He’s hinted that everything Liverpool do is aimed towards the impending cost control measures which are imminent across the professional game, aimed at penalising clubs that spend more than they earn.
Ayre has revealed that Liverpool’s planned redevelopment of Anfield remains on track as the club looks to increase the current capacity of the stadium up to 60,000, matching Arsenal’s Emirates Stadium. The Liverpool chief told the Sun:
“Our goal is to extend Anfield but we need certainty and that comes with the acquisition of properties. Real progress has been made in acquiring them. Once they have all been acquired we will go through the planning process.”
However, that’s only a fraction of the story as Liverpool look to become a self-sustainable and profit producing business, able to stand alone and compete with the rich owners in football across Europe.
It’s a common aim at Liverpool to produce a situation where the club is not reliant on funds from a personal owner or one particular party.
The club’s owner and leader of the Fenway Sports Group, John Henry, has explained that he wants all entities under the FSG banner to be able to finance themselves and that’s only just started at Liverpool.
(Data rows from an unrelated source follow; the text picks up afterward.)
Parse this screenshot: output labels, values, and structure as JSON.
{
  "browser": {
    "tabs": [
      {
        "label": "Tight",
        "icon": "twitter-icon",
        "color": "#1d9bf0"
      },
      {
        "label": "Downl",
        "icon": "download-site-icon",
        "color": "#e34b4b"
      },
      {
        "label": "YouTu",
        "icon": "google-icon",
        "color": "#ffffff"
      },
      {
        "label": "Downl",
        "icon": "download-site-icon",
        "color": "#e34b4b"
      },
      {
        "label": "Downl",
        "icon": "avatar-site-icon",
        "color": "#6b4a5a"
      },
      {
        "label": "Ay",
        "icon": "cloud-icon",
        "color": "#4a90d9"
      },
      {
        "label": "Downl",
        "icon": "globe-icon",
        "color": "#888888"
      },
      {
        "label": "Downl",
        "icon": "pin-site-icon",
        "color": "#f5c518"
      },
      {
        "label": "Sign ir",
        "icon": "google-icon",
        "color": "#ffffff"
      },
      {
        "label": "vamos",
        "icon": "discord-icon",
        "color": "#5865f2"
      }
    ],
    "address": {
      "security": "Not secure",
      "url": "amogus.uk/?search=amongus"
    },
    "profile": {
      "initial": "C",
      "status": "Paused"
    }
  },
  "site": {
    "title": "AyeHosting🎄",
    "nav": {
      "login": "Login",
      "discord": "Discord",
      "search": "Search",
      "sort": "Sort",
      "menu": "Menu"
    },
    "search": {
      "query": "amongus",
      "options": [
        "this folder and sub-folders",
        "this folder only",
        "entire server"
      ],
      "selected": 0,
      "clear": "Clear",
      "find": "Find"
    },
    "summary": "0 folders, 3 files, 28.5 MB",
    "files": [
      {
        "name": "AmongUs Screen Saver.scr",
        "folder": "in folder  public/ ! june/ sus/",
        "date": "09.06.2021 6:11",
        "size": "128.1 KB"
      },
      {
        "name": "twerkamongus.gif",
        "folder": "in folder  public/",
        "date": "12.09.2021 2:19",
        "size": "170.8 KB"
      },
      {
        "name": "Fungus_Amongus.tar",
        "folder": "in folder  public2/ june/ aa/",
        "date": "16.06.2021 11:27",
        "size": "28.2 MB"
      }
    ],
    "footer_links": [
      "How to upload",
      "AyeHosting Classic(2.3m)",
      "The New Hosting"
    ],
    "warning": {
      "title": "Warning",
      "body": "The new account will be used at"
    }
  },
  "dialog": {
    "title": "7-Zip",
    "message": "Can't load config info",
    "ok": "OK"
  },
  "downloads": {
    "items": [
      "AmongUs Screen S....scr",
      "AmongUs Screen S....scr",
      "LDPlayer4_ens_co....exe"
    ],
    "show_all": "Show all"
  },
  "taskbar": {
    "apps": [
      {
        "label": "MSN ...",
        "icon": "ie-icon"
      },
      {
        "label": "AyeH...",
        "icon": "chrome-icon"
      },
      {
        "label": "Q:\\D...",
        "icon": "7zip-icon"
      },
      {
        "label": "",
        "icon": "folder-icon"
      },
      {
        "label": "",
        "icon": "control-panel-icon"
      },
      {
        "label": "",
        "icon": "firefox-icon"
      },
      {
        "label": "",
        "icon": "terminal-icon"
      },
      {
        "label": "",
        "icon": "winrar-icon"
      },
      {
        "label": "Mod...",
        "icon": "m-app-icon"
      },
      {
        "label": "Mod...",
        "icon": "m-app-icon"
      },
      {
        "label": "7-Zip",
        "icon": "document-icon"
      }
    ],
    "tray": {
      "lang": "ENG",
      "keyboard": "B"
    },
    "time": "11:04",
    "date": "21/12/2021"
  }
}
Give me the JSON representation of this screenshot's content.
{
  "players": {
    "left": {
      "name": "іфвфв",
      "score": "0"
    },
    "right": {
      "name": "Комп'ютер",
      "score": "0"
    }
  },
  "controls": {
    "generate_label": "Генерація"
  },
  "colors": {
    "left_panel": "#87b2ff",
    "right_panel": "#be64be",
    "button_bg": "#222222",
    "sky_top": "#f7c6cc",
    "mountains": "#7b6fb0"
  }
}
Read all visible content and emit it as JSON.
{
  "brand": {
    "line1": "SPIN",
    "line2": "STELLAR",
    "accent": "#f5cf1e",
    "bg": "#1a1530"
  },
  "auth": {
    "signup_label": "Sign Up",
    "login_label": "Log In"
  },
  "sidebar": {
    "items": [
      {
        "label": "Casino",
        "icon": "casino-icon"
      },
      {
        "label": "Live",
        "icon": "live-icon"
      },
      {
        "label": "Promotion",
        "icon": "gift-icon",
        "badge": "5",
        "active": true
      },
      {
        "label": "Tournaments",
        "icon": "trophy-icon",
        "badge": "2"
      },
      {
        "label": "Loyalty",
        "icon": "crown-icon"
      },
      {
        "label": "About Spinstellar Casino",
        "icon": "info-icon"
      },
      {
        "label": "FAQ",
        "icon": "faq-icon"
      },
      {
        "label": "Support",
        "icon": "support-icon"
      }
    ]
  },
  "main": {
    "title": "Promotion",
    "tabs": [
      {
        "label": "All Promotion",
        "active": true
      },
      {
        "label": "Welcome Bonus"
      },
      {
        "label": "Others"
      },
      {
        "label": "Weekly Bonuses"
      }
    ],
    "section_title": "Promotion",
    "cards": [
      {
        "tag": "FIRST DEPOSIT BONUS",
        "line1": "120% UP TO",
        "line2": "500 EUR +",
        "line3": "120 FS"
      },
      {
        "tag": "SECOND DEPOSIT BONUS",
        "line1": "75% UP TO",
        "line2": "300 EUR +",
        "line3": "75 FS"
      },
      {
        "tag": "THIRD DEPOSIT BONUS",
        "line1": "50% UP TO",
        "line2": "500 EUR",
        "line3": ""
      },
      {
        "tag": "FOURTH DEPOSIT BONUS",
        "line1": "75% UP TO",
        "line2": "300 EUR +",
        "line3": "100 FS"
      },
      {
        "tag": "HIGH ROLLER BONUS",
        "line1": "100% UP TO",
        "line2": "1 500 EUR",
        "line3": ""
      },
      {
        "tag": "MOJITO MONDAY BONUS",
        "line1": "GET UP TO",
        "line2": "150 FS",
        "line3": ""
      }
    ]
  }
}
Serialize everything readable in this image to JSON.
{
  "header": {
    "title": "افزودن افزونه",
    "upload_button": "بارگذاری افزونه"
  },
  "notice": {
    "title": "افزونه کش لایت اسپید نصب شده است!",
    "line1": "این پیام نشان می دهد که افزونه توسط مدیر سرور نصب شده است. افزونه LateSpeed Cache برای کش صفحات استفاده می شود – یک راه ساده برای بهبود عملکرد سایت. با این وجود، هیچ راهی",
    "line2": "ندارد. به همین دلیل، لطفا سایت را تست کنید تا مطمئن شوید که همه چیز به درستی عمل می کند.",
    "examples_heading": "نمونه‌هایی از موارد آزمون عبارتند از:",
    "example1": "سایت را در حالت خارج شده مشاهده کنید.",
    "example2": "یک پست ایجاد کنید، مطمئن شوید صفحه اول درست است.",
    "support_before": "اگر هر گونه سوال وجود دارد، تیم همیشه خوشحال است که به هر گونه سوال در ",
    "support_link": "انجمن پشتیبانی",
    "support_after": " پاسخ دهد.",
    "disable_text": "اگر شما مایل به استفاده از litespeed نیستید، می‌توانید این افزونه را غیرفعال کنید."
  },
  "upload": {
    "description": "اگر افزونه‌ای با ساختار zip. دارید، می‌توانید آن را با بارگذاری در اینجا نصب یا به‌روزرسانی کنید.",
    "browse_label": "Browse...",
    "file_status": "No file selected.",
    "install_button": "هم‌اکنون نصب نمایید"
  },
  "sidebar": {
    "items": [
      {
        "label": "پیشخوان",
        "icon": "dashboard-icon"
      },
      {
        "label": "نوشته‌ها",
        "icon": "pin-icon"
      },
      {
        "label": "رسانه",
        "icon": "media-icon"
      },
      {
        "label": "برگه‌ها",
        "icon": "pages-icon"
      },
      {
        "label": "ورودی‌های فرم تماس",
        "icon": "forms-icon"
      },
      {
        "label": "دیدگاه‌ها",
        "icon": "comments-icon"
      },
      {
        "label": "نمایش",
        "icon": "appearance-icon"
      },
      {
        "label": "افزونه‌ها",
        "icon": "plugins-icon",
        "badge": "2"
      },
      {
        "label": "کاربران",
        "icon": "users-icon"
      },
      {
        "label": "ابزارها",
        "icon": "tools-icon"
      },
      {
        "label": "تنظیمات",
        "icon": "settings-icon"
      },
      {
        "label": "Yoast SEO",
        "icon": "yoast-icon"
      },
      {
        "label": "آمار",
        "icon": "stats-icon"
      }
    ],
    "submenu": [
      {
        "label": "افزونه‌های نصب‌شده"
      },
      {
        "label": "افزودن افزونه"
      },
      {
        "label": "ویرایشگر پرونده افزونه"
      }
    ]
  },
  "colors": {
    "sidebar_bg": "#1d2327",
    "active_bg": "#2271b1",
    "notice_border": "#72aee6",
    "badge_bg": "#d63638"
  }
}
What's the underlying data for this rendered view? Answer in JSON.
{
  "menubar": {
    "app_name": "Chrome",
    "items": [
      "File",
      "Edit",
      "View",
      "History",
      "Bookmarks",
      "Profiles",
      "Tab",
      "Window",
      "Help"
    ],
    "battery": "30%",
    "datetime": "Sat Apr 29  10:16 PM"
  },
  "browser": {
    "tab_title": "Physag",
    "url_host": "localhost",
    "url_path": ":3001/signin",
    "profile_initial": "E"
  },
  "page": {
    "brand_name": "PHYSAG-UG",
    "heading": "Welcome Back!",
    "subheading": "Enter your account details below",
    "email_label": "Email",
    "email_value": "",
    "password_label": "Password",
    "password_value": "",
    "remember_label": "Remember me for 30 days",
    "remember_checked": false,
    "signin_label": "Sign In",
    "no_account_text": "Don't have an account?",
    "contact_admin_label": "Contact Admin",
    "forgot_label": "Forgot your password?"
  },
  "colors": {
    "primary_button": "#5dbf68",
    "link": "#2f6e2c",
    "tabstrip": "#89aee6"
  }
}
He told a WEEI FM reporter in a radio broadcast:
“At LFC we have only just begun there to build revenues. It has a global fan base and a global commercial appeal.”
That global fan base is the key and it’s something which Ayre has confirmed continues to grow at a steady and healthy rate.
If Liverpool have access to more fans all over the world then they will open themselves up to new sponsorship and advertising opportunities as well as being able to re-evaluate the deals they currently have.
If they can significantly increase their sponsorship revenue and advertising income, it puts the club into an even healthier financial position than they already are.
It’s all geared towards the Financial Fair Play regulations which have been tried and tested in European football. Ayre added:
“That bodes well in an FFP environment. The real challenge for UEFA is to ensure the rules are applied correctly. It’s only going to work effectively if there are sanctions.”
So the way Liverpool are looking to improve their financial standing in English and European football is quite simple. A larger stadium means increased revenue through gate receipts and ‘on the day sales’ of things like merchandise, food and drinks.
The larger support base means large commercial deals which will tie in with all of the other forms of revenue Liverpool are entitled to such as TV broadcasting cash. That undoubtedly puts the club into a self sustainable situation and a much stronger financial position than they currently find themselves in.